The Imaginary Beasts’ ALICE is as inventive and witty as all their creations are but it’s not a walk in the park. There’s a dark, dangerous edge that underscores the familiar story. You’ll recognize the adventures but you’ll have pause. Cameron Cronin’s precarious Humpty Dumpty is nastier than you recall. (Dumpty even quotes Trump’s “They love me.” And you know he doesn’t care that it’s a lie.) William Schuller’s Mad Hatter, poor fellow, has ingested so much mercury that he’s tied into a straightjacket. (When he’s the rabbit, the ties of Cotton Talbot-Minkin’s ingenious costume become his long, floppy ears.)
Woods says he wants to make the story “relevant to today.” Well, you can’t get any more relevant these days than threat of violence. “Beware the Jabberwock… the jaws that bite, the claws that catch” wasn’t taken literally in less perilous times but it is now. Even Kiki Samko’s Cheshire Cat has a demonic side. And drowning in a sea of tears? Not so whimsical. Perhaps the story always has been dark and we just didn’t notice. (Carroll’s fascination with little girls is pretty creepy. Years ago parents didn’t delve into his private life. Now they make films about it.)

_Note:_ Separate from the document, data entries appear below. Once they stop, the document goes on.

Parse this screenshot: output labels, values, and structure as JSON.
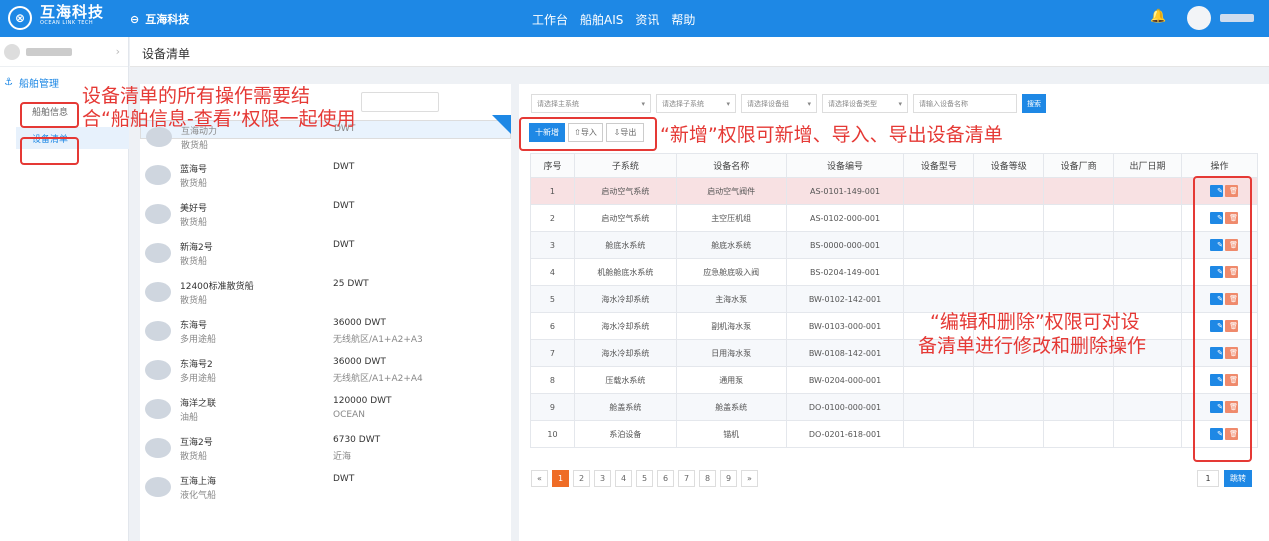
{
  "topbar": {
    "logo_mark": "⊗",
    "logo_cn": "互海科技",
    "logo_en": "OCEAN LINK TECH",
    "back_icon": "⊖",
    "org_name": "互海科技",
    "nav": [
      "工作台",
      "船舶AIS",
      "资讯",
      "帮助"
    ],
    "bell": "🔔"
  },
  "sidebar": {
    "arrow": "›",
    "group_icon": "⚓",
    "group_label": "船舶管理",
    "items": [
      "船舶信息",
      "设备清单"
    ]
  },
  "breadcrumb": "设备清单",
  "ships": [
    {
      "name": "互海动力",
      "type": "散货船",
      "dwt": "DWT",
      "extra": ""
    },
    {
      "name": "蓝海号",
      "type": "散货船",
      "dwt": "DWT",
      "extra": ""
    },
    {
      "name": "美好号",
      "type": "散货船",
      "dwt": "DWT",
      "extra": ""
    },
    {
      "name": "新海2号",
      "type": "散货船",
      "dwt": "DWT",
      "extra": ""
    },
    {
      "name": "12400标准散货船",
      "type": "散货船",
      "dwt": "25 DWT",
      "extra": ""
    },
    {
      "name": "东海号",
      "type": "多用途船",
      "dwt": "36000 DWT",
      "extra": "无线航区/A1+A2+A3"
    },
    {
      "name": "东海号2",
      "type": "多用途船",
      "dwt": "36000 DWT",
      "extra": "无线航区/A1+A2+A4"
    },
    {
      "name": "海洋之联",
      "type": "油船",
      "dwt": "120000 DWT",
      "extra": "OCEAN"
    },
    {
      "name": "互海2号",
      "type": "散货船",
      "dwt": "6730 DWT",
      "extra": "近海"
    },
    {
      "name": "互海上海",
      "type": "液化气船",
      "dwt": "DWT",
      "extra": ""
    }
  ],
  "filters": [
    {
      "label": "请选择主系统",
      "arrow": "▾"
    },
    {
      "label": "请选择子系统",
      "arrow": "▾"
    },
    {
      "label": "请选择设备组",
      "arrow": "▾"
    },
    {
      "label": "请选择设备类型",
      "arrow": "▾"
    },
    {
      "label": "请输入设备名称",
      "arrow": ""
    }
  ],
  "search_label": "搜索",
  "buttons": {
    "add": "十新增",
    "import": "⇧导入",
    "export": "⇩导出"
  },
  "table": {
    "headers": [
      "序号",
      "子系统",
      "设备名称",
      "设备编号",
      "设备型号",
      "设备等级",
      "设备厂商",
      "出厂日期",
      "操作"
    ],
    "rows": [
      [
        "1",
        "启动空气系统",
        "启动空气阀件",
        "AS-0101-149-001"
      ],
      [
        "2",
        "启动空气系统",
        "主空压机组",
        "AS-0102-000-001"
      ],
      [
        "3",
        "舱底水系统",
        "舱底水系统",
        "BS-0000-000-001"
      ],
      [
        "4",
        "机舱舱底水系统",
        "应急舱底吸入阀",
        "BS-0204-149-001"
      ],
      [
        "5",
        "海水冷却系统",
        "主海水泵",
        "BW-0102-142-001"
      ],
      [
        "6",
        "海水冷却系统",
        "副机海水泵",
        "BW-0103-000-001"
      ],
      [
        "7",
        "海水冷却系统",
        "日用海水泵",
        "BW-0108-142-001"
      ],
      [
        "8",
        "压载水系统",
        "通用泵",
        "BW-0204-000-001"
      ],
      [
        "9",
        "舱盖系统",
        "舱盖系统",
        "DO-0100-000-001"
      ],
      [
        "10",
        "系泊设备",
        "锚机",
        "DO-0201-618-001"
      ]
    ],
    "edit_icon": "✎",
    "delete_icon": "🗑"
  },
  "pager": {
    "prev": "«",
    "pages": [
      "1",
      "2",
      "3",
      "4",
      "5",
      "6",
      "7",
      "8",
      "9"
    ],
    "next": "»",
    "goto_value": "1",
    "goto_label": "跳转"
  },
  "notes": {
    "left_1": "设备清单的所有操作需要结",
    "left_2": "合“船舶信息-查看”权限一起使用",
    "middle": "“新增”权限可新增、导入、导出设备清单",
    "right_1": "“编辑和删除”权限可对设",
    "right_2": "备清单进行修改和删除操作"
  }
}
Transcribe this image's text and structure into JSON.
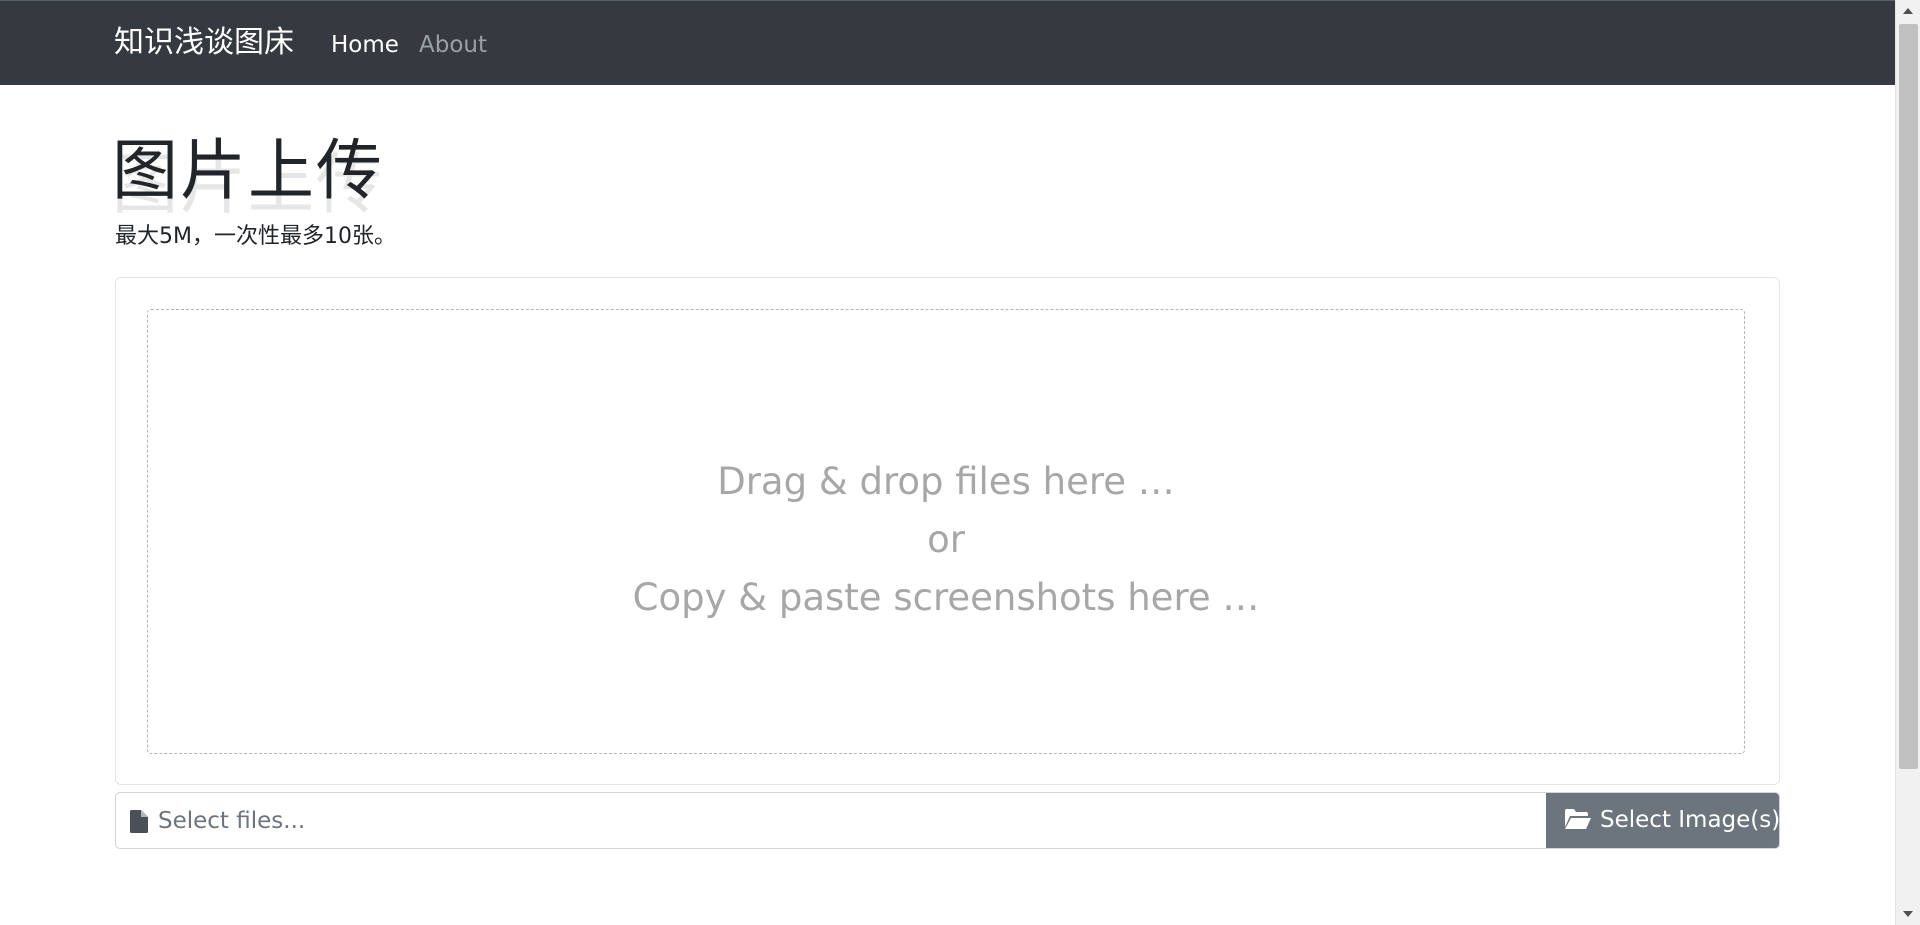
{
  "navbar": {
    "brand": "知识浅谈图床",
    "links": [
      {
        "label": "Home",
        "active": true
      },
      {
        "label": "About",
        "active": false
      }
    ]
  },
  "main": {
    "title": "图片上传",
    "subtitle": "最大5M，一次性最多10张。",
    "dropzone": {
      "line1": "Drag & drop files here …",
      "line2": "or",
      "line3": "Copy & paste screenshots here …"
    },
    "file_input": {
      "placeholder": "Select files...",
      "button_label": "Select Image(s)",
      "icon": "file-icon",
      "button_icon": "folder-open-icon"
    }
  },
  "colors": {
    "navbar_bg": "#343a40",
    "button_bg": "#6c757d",
    "drop_text": "#a7a7a7"
  }
}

Thank heaven for the lighter moments in the Beasts’ production: Amy Meyer’s cheery persistence in the face of adversity; Michael Chodes’ upended, soporific dormouse; Cronin’s cheeky, condescending Frog Footman; Samko’s adorably twitchy lady mouse; Talbot-Minkin’s endlessly pleasing costumes (which appear sooty and distressed for this brooding version). You’ll be amazed at the transformation of ordinary objects, like hoops for the rabbit hole and trash bags transformed into billowy clouds by Christopher Bocchairo’s lighting.